▶ _Exercise brief_: Quote precisely the final stretch of the listing: start at the line containing "Read all visible content and emit it as JSON." and stop after the last line.

▶ _Dataset extract_:
===
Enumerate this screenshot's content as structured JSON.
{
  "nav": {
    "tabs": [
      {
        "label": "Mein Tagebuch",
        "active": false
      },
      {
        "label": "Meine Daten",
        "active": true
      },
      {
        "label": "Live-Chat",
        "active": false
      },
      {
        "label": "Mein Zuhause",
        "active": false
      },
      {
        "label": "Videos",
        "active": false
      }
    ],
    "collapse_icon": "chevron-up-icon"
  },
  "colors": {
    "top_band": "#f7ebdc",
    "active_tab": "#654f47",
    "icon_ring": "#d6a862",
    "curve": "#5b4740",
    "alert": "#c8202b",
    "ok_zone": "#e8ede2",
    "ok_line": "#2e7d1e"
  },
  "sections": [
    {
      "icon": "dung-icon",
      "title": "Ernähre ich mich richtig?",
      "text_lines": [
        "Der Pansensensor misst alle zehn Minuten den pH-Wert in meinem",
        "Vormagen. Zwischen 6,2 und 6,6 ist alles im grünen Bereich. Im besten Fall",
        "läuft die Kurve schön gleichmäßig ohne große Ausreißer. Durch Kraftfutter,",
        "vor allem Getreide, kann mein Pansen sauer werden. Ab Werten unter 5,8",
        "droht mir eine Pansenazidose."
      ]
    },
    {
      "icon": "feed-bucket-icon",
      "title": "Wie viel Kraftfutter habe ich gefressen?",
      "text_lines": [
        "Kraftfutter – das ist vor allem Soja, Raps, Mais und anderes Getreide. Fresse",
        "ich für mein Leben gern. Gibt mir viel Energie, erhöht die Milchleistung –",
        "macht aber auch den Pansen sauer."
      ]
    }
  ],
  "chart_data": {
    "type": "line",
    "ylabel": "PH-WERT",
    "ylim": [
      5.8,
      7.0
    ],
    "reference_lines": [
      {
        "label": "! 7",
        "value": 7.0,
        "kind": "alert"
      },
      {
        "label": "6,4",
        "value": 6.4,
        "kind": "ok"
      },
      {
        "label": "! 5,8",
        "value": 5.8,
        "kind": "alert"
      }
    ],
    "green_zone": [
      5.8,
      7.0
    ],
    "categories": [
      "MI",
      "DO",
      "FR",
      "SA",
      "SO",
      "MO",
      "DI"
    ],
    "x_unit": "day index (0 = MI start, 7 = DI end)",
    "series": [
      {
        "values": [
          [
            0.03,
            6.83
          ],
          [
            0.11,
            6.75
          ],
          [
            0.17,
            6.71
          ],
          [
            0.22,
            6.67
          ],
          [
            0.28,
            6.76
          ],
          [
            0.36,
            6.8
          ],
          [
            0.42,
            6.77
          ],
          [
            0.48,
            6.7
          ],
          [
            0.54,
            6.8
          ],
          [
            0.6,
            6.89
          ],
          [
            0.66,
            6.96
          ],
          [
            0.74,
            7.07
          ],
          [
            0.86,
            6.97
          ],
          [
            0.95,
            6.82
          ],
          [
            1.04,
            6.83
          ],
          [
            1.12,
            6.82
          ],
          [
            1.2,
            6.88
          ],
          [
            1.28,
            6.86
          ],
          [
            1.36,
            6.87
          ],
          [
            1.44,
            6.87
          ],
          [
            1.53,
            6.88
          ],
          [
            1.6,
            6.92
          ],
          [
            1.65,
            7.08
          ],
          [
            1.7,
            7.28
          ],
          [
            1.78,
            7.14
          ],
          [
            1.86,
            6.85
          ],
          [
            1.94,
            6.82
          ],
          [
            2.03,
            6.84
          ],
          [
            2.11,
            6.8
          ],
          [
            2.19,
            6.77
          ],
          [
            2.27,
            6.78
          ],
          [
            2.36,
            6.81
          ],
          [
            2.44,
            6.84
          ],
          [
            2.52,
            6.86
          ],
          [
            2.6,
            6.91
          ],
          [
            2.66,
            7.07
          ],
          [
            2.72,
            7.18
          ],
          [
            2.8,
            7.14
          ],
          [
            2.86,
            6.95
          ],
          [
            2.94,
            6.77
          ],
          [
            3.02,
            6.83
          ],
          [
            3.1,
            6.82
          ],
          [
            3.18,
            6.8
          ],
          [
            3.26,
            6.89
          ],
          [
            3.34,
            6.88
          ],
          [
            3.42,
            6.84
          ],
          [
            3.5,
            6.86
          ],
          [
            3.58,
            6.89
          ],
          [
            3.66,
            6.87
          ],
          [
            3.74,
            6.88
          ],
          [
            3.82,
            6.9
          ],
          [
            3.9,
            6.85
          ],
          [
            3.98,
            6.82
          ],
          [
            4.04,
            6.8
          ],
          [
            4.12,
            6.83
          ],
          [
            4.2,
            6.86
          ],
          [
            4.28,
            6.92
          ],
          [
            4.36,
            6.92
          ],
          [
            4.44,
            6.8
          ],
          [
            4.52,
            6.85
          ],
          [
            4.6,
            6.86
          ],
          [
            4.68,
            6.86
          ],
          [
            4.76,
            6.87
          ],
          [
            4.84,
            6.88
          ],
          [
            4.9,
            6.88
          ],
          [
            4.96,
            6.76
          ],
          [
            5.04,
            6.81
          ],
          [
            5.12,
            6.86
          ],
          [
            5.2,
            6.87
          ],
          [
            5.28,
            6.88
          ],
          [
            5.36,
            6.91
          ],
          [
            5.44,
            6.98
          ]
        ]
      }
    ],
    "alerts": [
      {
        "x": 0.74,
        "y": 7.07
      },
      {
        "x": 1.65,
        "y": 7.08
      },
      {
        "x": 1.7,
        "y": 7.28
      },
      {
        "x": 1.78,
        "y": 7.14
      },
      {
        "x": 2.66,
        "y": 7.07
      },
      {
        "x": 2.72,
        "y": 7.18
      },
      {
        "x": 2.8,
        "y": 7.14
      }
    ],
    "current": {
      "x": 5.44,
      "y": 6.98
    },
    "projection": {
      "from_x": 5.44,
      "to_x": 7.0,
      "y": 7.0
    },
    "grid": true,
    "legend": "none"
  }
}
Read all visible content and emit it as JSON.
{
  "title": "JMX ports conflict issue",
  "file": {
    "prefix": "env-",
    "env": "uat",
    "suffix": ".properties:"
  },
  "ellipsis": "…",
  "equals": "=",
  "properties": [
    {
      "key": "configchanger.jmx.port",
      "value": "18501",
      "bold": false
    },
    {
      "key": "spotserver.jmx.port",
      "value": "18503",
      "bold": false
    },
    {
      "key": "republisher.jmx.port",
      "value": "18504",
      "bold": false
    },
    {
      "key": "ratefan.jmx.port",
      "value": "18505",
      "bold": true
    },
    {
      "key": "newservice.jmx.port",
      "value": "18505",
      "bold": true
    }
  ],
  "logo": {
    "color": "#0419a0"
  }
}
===
▶ _Answer section_:
Read all visible content and emit it as JSON.
{
  "title": "JMX ports conflict issue",
  "file": {
    "prefix": "env-",
    "env": "uat",
    "suffix": ".properties:"
  },
  "ellipsis": "…",
  "equals": "=",
  "properties": [
    {
      "key": "configchanger.jmx.port",
      "value": "18501",
      "bold": false
    },
    {
      "key": "spotserver.jmx.port",
      "value": "18503",
      "bold": false
    },
    {
      "key": "republisher.jmx.port",
      "value": "18504",
      "bold": false
    },
    {
      "key": "ratefan.jmx.port",
      "value": "18505",
      "bold": true
    },
    {
      "key": "newservice.jmx.port",
      "value": "18505",
      "bold": true
    }
  ],
  "logo": {
    "color": "#0419a0"
  }
}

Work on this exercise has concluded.